## EXERCISE INSTRUCTIONS
Search the records below for "settings"; copy each line that has it.

## SOURCE DATA

☆ ☆ ☆ ☆ ☆

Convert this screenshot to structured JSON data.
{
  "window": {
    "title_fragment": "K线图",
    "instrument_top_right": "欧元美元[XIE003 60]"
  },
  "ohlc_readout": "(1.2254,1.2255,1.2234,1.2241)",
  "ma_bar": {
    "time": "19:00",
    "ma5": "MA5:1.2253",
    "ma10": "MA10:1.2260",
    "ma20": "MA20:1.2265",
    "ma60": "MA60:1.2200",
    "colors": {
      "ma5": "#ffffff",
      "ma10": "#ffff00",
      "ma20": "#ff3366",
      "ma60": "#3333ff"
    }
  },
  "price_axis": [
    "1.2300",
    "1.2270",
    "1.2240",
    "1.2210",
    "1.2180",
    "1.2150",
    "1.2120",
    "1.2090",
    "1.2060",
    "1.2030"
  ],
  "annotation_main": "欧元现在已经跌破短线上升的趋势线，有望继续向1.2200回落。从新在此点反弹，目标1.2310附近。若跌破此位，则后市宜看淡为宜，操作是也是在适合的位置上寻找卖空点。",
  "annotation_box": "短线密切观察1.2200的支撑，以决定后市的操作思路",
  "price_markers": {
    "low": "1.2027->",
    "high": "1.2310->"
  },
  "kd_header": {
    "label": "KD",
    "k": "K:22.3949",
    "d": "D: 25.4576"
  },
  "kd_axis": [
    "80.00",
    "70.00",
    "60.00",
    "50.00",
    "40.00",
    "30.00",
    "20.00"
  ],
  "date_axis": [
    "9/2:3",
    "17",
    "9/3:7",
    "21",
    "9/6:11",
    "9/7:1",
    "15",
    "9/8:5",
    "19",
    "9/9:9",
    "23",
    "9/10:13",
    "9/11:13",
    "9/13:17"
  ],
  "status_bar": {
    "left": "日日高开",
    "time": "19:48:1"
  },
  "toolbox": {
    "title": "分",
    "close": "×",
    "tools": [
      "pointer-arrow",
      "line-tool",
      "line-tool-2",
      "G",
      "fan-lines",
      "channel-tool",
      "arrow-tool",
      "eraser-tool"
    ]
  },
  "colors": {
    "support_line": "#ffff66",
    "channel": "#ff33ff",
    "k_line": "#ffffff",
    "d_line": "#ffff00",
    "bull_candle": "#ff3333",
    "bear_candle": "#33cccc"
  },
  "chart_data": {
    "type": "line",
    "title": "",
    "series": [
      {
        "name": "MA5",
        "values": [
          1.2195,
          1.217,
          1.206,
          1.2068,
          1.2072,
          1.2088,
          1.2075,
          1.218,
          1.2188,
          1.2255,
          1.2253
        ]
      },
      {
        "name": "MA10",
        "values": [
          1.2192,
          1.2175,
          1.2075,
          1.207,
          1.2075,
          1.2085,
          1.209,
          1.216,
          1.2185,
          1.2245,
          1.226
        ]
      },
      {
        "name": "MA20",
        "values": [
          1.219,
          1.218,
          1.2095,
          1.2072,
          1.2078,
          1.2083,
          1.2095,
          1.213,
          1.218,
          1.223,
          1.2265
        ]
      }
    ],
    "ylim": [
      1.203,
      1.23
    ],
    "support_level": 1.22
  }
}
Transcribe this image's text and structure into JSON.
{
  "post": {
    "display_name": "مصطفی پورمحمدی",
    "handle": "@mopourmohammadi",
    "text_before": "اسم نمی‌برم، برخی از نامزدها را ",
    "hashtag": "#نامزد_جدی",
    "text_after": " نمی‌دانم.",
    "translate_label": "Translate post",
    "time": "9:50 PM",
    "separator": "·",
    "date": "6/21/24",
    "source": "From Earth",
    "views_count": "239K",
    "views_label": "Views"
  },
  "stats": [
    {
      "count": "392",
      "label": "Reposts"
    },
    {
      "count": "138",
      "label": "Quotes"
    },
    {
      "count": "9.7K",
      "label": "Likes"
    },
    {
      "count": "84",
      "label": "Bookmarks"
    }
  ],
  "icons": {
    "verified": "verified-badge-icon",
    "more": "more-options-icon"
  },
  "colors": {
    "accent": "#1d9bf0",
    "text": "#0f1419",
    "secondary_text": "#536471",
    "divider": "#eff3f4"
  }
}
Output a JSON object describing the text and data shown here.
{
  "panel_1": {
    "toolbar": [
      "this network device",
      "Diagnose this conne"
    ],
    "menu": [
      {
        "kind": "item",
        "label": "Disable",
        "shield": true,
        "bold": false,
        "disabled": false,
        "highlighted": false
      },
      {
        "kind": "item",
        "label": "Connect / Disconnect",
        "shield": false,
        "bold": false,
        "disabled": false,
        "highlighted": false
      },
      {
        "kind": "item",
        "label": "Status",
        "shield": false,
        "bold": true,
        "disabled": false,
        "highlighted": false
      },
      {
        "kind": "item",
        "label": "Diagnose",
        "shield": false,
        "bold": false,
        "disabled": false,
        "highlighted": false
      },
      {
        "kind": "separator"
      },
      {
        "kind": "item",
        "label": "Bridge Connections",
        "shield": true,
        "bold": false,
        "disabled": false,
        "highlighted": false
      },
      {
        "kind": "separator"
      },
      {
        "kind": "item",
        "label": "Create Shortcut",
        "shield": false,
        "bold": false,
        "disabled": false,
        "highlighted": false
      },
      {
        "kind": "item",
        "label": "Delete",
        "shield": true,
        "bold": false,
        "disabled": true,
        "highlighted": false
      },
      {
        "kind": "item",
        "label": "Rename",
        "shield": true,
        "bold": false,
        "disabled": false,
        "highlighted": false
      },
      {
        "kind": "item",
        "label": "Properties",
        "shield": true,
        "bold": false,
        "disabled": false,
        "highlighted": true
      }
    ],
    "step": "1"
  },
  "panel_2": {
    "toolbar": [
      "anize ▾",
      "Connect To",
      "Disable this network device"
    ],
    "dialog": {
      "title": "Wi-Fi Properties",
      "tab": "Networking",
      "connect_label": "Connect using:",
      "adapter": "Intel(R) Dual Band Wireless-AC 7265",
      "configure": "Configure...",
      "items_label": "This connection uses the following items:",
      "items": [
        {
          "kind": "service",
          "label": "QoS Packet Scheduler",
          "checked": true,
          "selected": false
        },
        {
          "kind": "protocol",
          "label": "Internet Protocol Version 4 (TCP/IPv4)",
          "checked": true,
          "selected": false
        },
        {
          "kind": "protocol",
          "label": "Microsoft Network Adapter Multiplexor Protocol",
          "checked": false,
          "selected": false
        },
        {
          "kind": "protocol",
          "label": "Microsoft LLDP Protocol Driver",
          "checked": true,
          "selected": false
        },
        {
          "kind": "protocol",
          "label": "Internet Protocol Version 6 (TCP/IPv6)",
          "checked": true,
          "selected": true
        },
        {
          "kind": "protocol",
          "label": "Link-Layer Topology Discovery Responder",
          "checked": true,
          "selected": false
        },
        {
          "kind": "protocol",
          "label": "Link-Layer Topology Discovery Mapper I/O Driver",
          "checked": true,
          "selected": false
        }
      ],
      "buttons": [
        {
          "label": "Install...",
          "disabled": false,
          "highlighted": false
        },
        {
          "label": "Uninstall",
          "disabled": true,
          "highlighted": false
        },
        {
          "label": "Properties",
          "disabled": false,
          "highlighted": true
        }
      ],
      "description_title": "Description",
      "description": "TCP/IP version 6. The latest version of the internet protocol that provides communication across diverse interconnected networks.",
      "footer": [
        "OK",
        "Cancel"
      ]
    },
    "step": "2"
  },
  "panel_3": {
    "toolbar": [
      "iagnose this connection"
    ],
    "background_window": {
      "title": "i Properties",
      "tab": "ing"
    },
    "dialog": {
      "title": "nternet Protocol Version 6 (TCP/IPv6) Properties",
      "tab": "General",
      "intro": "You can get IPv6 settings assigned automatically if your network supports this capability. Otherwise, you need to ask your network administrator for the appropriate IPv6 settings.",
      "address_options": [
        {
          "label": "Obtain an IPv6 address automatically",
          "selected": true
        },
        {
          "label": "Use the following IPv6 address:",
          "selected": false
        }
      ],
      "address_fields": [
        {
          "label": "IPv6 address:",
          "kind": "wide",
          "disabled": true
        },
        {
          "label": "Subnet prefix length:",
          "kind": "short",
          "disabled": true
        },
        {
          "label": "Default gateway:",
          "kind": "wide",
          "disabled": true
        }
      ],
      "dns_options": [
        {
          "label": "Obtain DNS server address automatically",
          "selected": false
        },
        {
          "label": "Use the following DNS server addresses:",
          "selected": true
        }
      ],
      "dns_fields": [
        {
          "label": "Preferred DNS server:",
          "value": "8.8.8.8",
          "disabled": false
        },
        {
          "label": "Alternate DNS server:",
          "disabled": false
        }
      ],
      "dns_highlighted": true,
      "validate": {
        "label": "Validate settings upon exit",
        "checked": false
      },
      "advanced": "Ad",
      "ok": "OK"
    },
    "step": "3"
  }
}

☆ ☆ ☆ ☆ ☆

## RESPONSE BOX
      "intro": "You can get IPv6 settings assigned automatically if your network supports this capability. Otherwise, you need to ask your network administrator for the appropriate IPv6 settings.",
        "label": "Validate settings upon exit",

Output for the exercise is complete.